0. A robot may not harm humanity, or, by inaction, allow humanity to come to harm.

“But Erin,” you say, “these are just fictional stories; the Campaign to Stop Killer Robots is dealing with how things really will be.  We need to focus on reality not fiction!”  I hear you but since fully autonomous weapons do not yet exist we need to take what we know about robotics, warfare and law and add a little imagination to foresee some of the possible problems with fully autonomous weapons.  Who better to help us consider the possibilities than science fiction writers who have been thinking about these types of issues for decades?
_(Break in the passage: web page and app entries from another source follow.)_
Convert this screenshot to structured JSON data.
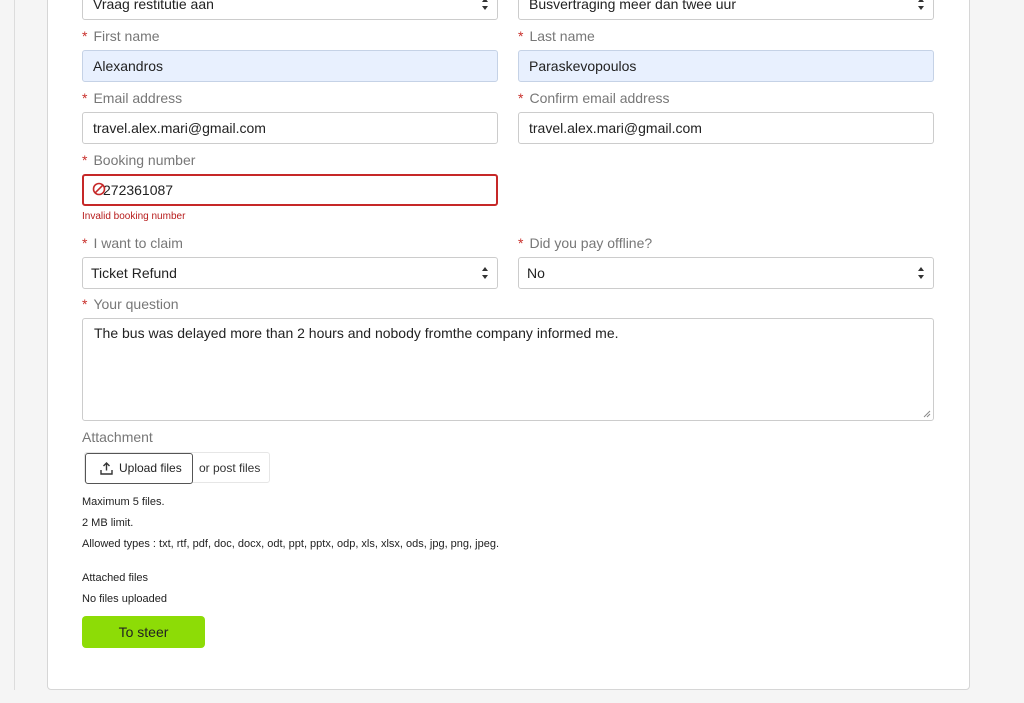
{
  "form": {
    "top_selects": {
      "left_value": "Vraag restitutie aan",
      "right_value": "Busvertraging meer dan twee uur"
    },
    "required_marker": "*",
    "first_name": {
      "label": "First name",
      "value": "Alexandros"
    },
    "last_name": {
      "label": "Last name",
      "value": "Paraskevopoulos"
    },
    "email": {
      "label": "Email address",
      "value": "travel.alex.mari@gmail.com"
    },
    "confirm_email": {
      "label": "Confirm email address",
      "value": "travel.alex.mari@gmail.com"
    },
    "booking_number": {
      "label": "Booking number",
      "value": "272361087",
      "error": "Invalid booking number"
    },
    "claim": {
      "label": "I want to claim",
      "value": "Ticket Refund"
    },
    "paid_offline": {
      "label": "Did you pay offline?",
      "value": "No"
    },
    "question": {
      "label": "Your question",
      "value": "The bus was delayed more than 2 hours and nobody fromthe company informed me."
    },
    "attachment": {
      "label": "Attachment",
      "upload_label": "Upload files",
      "post_label": "or post files",
      "max_files": "Maximum 5 files.",
      "size_limit": "2 MB limit.",
      "allowed_types": "Allowed types : txt, rtf, pdf, doc, docx, odt, ppt, pptx, odp, xls, xlsx, ods, jpg, png, jpeg.",
      "attached_label": "Attached files",
      "attached_status": "No files uploaded"
    },
    "submit_label": "To steer"
  },
  "colors": {
    "accent_submit": "#8ddc06",
    "error": "#c62828",
    "autofill_bg": "#e8f0fe"
  }
}
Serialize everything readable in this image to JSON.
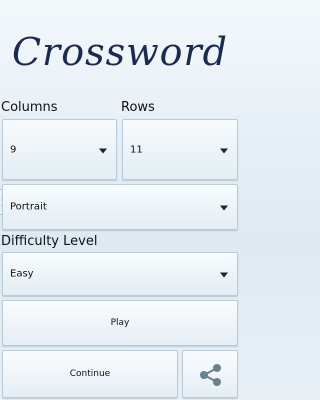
{
  "app": {
    "title": "Crossword"
  },
  "labels": {
    "columns": "Columns",
    "rows": "Rows",
    "difficulty": "Difficulty Level"
  },
  "selects": {
    "columns_value": "9",
    "rows_value": "11",
    "orientation_value": "Portrait",
    "difficulty_value": "Easy"
  },
  "buttons": {
    "play": "Play",
    "continue": "Continue",
    "share_icon": "share-icon"
  },
  "colors": {
    "title": "#1b2a4d",
    "background": "#e6eff6"
  }
}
At the moment, Asimov’s Three Laws are currently the closest thing we have to laws explicitly governing the use of fully autonomous weapons.  Asimov’s stories often tell tales of how the application of these laws result in robots acting in weird and dangerous ways the programmers did not predict.  By articulating some pretty common sense laws for robots and then showing how those laws can have unintended negative consequences when implemented by artificial intelligence, Asimov’s writings may have made the first argument that a set of parameters to guide the actions of fully autonomous weapons will not be sufficient.  Even if you did not have a geeky childhood like I did, you can still see the problems with creating fully autonomous weapons.  You don’t have to read Asimov, know who HAL is or have a disliking for the Borg to worry that we won’t be able to control how artificial intelligence will interpret our commands and anyone who has tried to use a computer, a printer or a cell phone knows that there is no end to the number of ways technology can go wrong.  We need a pre-emptive ban on fully autonomous weapons before it is too late and that is what the Campaign to Stop Killer Robots will be telling the diplomats at the UN in Geneva at the end of the month.

– Erin Hunt, Program Officer

Meet the Human Campaigners!

Yesterday you met David Wreckham, the Campaign to Stop Killer Robots’ first robot campaigner.  David isn’t alone in the campaign and most of his current colleagues are human.  Let’s meet some of them and learn why they are so excited to stop killer robots!

(c) Sharron Ward for the Campaign to Stop Killer Robots

Human or friendly robot?  The Campaign to Stop Killer Robots welcomes all campaigners who want to make history and stop killer robots!  Join us!